BEGIN
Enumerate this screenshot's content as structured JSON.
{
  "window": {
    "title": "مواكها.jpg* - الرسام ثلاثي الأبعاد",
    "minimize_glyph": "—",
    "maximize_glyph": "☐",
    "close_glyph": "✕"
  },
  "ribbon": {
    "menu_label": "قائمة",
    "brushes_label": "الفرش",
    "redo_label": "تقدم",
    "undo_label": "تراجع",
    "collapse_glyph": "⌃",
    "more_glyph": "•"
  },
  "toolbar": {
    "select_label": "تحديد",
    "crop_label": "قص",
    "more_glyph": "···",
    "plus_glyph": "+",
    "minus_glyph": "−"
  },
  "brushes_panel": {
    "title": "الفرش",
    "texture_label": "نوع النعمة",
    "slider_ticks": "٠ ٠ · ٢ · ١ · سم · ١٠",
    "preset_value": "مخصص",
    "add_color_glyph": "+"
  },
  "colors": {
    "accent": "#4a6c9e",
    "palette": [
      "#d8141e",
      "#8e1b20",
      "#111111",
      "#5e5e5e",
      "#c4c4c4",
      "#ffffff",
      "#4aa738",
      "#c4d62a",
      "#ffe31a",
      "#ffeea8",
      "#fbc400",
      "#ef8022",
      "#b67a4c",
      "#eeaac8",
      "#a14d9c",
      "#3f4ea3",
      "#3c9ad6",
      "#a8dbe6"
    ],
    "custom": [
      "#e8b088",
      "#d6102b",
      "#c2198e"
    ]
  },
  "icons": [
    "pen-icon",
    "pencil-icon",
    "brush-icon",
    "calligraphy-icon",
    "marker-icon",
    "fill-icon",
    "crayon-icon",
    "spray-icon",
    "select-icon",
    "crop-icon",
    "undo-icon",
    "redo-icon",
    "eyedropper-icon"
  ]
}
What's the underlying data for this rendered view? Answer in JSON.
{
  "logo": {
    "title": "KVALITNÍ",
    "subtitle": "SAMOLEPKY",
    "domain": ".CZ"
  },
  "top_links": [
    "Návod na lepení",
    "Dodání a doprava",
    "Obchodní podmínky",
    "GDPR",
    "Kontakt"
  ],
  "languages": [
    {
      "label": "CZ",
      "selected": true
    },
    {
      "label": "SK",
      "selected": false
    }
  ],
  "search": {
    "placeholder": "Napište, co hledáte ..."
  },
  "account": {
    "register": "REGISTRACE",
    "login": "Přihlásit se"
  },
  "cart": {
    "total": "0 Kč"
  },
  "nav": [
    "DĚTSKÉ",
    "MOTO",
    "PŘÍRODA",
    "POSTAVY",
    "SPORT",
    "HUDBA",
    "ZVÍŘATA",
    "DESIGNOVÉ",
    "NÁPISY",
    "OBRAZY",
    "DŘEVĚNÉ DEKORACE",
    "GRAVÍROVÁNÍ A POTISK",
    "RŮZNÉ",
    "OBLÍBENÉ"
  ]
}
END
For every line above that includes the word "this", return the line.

Enumerate this screenshot's content as structured JSON.
What's the underlying data for this rendered view? Answer in JSON.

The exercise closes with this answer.